Eliza R. Scidmore

Japanese girls in a tea ceremony, a hand-colored photo by Eliza Scidmore from early

1900s, ~ Eliza R. Scidmore

Eliza R. Scidmore

Flowering cherries along the Sumida River in Tokyo, known as Mukojima, circa 1897.
When Eliza visited Japan, she was overwhelmed by the lovely blossoming cherry trees.  She learned that the Japanese people called them sakura,and that they were revered as a national symbol.  For centuries, people had been gathering in the spring to view and appreciate the clouds of flowers while picnicking under the trees.  This celebration is called hanami.  The different varieties of trees bloom in many shades of whites and pinks.  After their brief burst of color, the flowers are gone.  Artists and poets have often honored them for their beauty and as symbols of the brevity of life. Eliza’s dream was for the people of Washington, D.C. to be able to enjoy these trees.  Finally, in 1912, over three thousand trees were planted as a gift of the city of Tokyo.
Eliza R. Scidmore
Eliza R. Scidmore
Eliza R. Scidmore
A young boy in a kimono stands near a hen and her chicks.
Eliza R. Scidmore
1402145.  A Japanese woman sings and plays a shamisen.
A Japanese woman sings and plays a shamisen by Eliza R. Scidmore

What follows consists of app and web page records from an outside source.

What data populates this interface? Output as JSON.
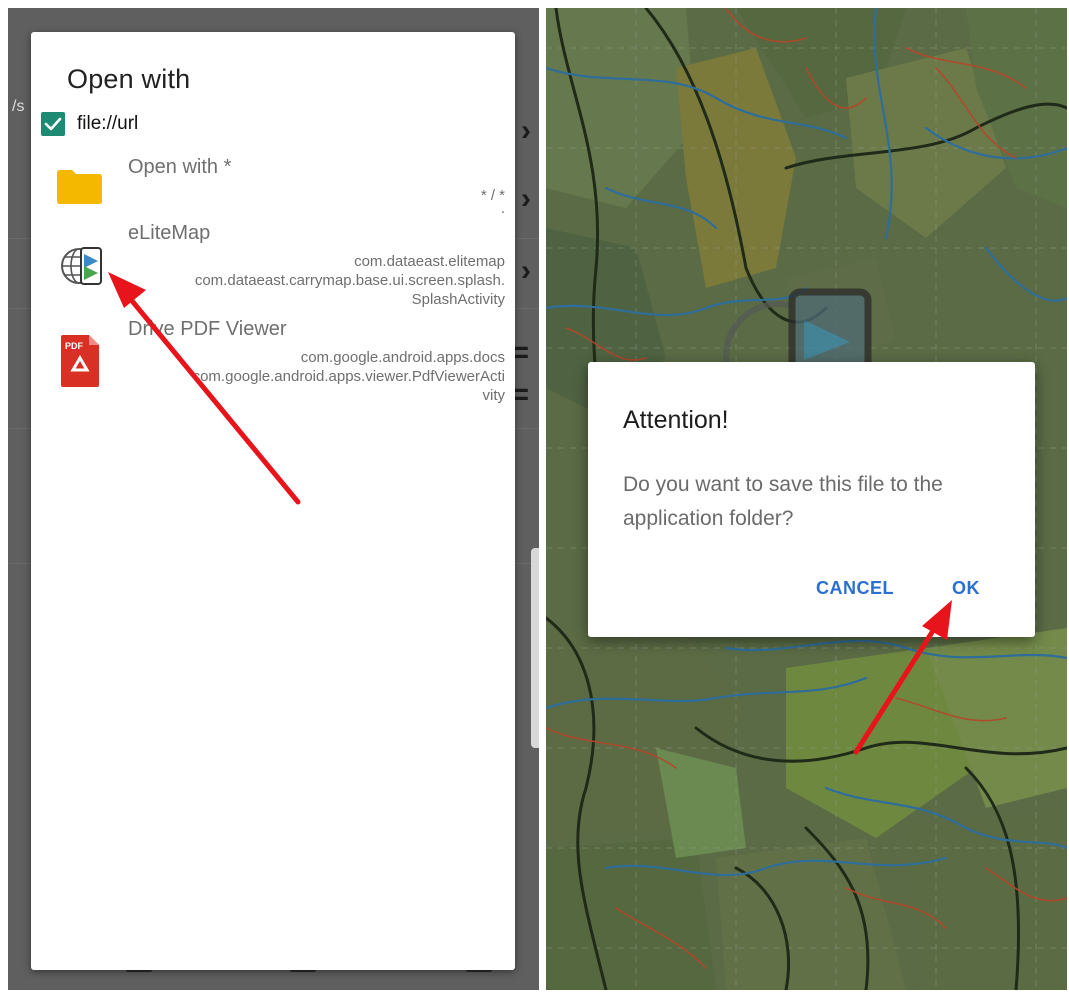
{
  "left": {
    "background_path_text": "/s",
    "dialog": {
      "title": "Open with",
      "checkbox": {
        "label": "file://url",
        "checked": true
      },
      "apps": [
        {
          "name": "Open with *",
          "detail_lines": [
            "* / *",
            "."
          ],
          "icon": "folder-icon"
        },
        {
          "name": "eLiteMap",
          "detail_lines": [
            "com.dataeast.elitemap",
            "com.dataeast.carrymap.base.ui.screen.splash.",
            "SplashActivity"
          ],
          "icon": "elitemap-icon"
        },
        {
          "name": "Drive PDF Viewer",
          "detail_lines": [
            "com.google.android.apps.docs",
            "com.google.android.apps.viewer.PdfViewerActi",
            "vity"
          ],
          "icon": "pdf-icon"
        }
      ]
    },
    "pdf_icon_text": "PDF"
  },
  "right": {
    "alert": {
      "title": "Attention!",
      "message": "Do you want to save this file to the application folder?",
      "cancel_label": "CANCEL",
      "ok_label": "OK"
    }
  },
  "colors": {
    "checkbox": "#1d8a74",
    "accent_button": "#2a6fd1",
    "annotation_arrow": "#e8141b",
    "folder": "#f5b800",
    "pdf": "#d93025"
  }
}
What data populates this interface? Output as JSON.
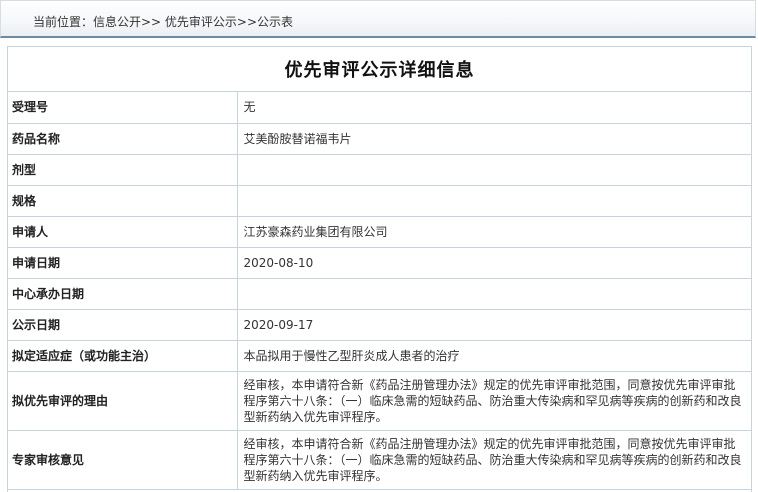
{
  "breadcrumb": {
    "text": "当前位置：信息公开>> 优先审评公示>>公示表"
  },
  "page": {
    "title": "优先审评公示详细信息"
  },
  "rows": [
    {
      "label": "受理号",
      "value": "无"
    },
    {
      "label": "药品名称",
      "value": "艾美酚胺替诺福韦片"
    },
    {
      "label": "剂型",
      "value": ""
    },
    {
      "label": "规格",
      "value": ""
    },
    {
      "label": "申请人",
      "value": "江苏豪森药业集团有限公司"
    },
    {
      "label": "申请日期",
      "value": "2020-08-10"
    },
    {
      "label": "中心承办日期",
      "value": ""
    },
    {
      "label": "公示日期",
      "value": "2020-09-17"
    },
    {
      "label": "拟定适应症（或功能主治）",
      "value": "本品拟用于慢性乙型肝炎成人患者的治疗"
    },
    {
      "label": "拟优先审评的理由",
      "value": "经审核，本申请符合新《药品注册管理办法》规定的优先审评审批范围，同意按优先审评审批程序第六十八条：（一）临床急需的短缺药品、防治重大传染病和罕见病等疾病的创新药和改良型新药纳入优先审评程序。"
    },
    {
      "label": "专家审核意见",
      "value": "经审核，本申请符合新《药品注册管理办法》规定的优先审评审批范围，同意按优先审评审批程序第六十八条：（一）临床急需的短缺药品、防治重大传染病和罕见病等疾病的创新药和改良型新药纳入优先审评程序。"
    }
  ]
}
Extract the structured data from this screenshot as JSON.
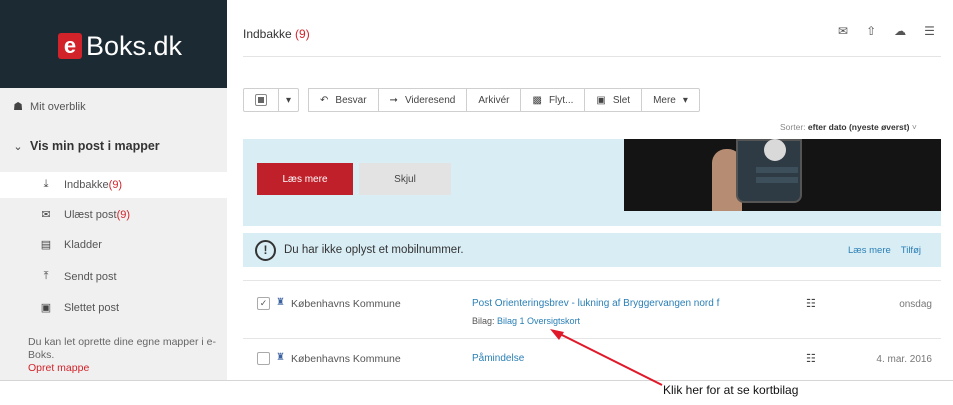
{
  "app": {
    "logo_letter": "e",
    "logo_text": "Boks.dk",
    "brand_color": "#d2232a",
    "header_bg": "#1c2a33"
  },
  "sidebar": {
    "overview": "Mit overblik",
    "section": "Vis min post i mapper",
    "items": [
      {
        "label": "Indbakke",
        "count": "(9)",
        "icon": "inbox-icon"
      },
      {
        "label": "Ulæst post",
        "count": "(9)",
        "icon": "envelope-icon"
      },
      {
        "label": "Kladder",
        "count": "",
        "icon": "document-icon"
      },
      {
        "label": "Sendt post",
        "count": "",
        "icon": "outbox-icon"
      },
      {
        "label": "Slettet post",
        "count": "",
        "icon": "trash-icon"
      }
    ],
    "info": "Du kan let oprette dine egne mapper i e-Boks.",
    "info_link": "Opret mappe"
  },
  "main": {
    "title": "Indbakke",
    "title_count": "(9)",
    "toolbar": {
      "select_all": "",
      "reply": "Besvar",
      "forward": "Videresend",
      "archive": "Arkivér",
      "move": "Flyt...",
      "delete": "Slet",
      "more": "Mere"
    },
    "sort_prefix": "Sorter:",
    "sort_value": "efter dato (nyeste øverst)",
    "banner": {
      "read_more": "Læs mere",
      "hide": "Skjul"
    },
    "info_bar": {
      "text": "Du har ikke oplyst et mobilnummer.",
      "read_more": "Læs mere",
      "add": "Tilføj"
    },
    "messages": [
      {
        "checked": true,
        "sender": "Københavns Kommune",
        "subject": "Post Orienteringsbrev - lukning af Bryggervangen nord f",
        "attachments_label": "Bilag:",
        "attachment": "Bilag 1 Oversigtskort",
        "date": "onsdag"
      },
      {
        "checked": false,
        "sender": "Københavns Kommune",
        "subject": "Påmindelse",
        "attachments_label": "",
        "attachment": "",
        "date": "4. mar. 2016"
      }
    ]
  },
  "annotation": {
    "text": "Klik her for at se kortbilag",
    "color": "#e0192a"
  }
}
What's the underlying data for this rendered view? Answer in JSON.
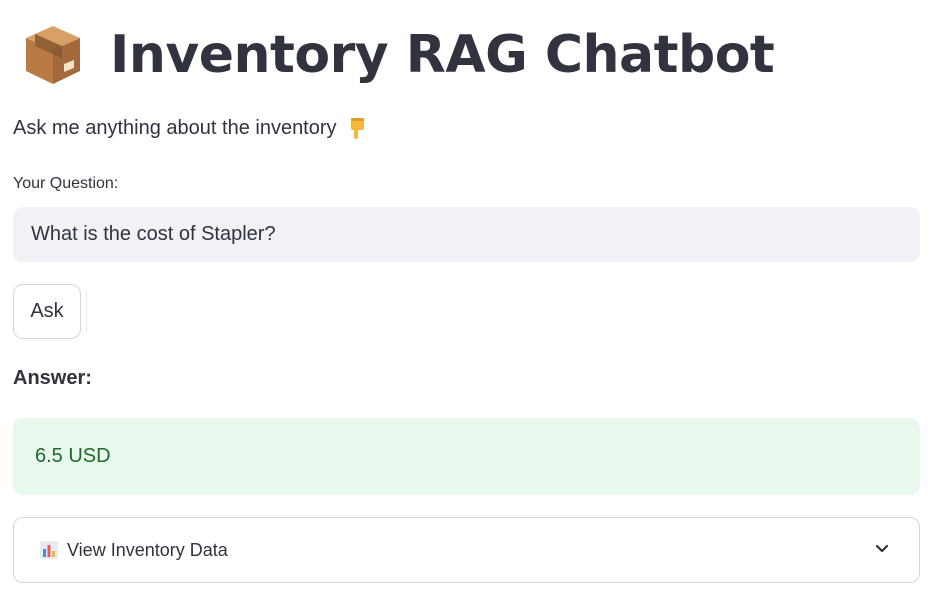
{
  "header": {
    "title": "Inventory RAG Chatbot",
    "icon": "package-box-icon"
  },
  "intro": {
    "text": "Ask me anything about the inventory",
    "icon": "pointing-down-hand-icon"
  },
  "question": {
    "label": "Your Question:",
    "value": "What is the cost of Stapler?",
    "placeholder": ""
  },
  "ask_button": {
    "label": "Ask"
  },
  "answer": {
    "label": "Answer:",
    "value": "6.5 USD"
  },
  "expander": {
    "label": "View Inventory Data",
    "icon": "bar-chart-icon",
    "chevron": "chevron-down-icon"
  },
  "colors": {
    "text": "#31333f",
    "input_bg": "#f0f2f6",
    "success_bg": "#e9f8ec",
    "success_text": "#1d6a2b",
    "border": "#d5d6db"
  }
}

599453.  A Chinese mother and child in Manchurian region attire.
A Chinese mother and child in Manchurian region attire by Eliza R. Scidmore
599449.  A woman feeds a pair of storks at Okayama Castle.
A woman feeds a pair of storks at Okayama Castle. Okayama, Honshu Island, Japan. ~ Eliza R. Scidmore

Portrait of Eliza R. Scidmore (Probably in her late 30s or early 40s.)

1 comment:

  1. What an emotional trip. I like the boy with the chicken. It reminds me, we need to be in a balance with nature.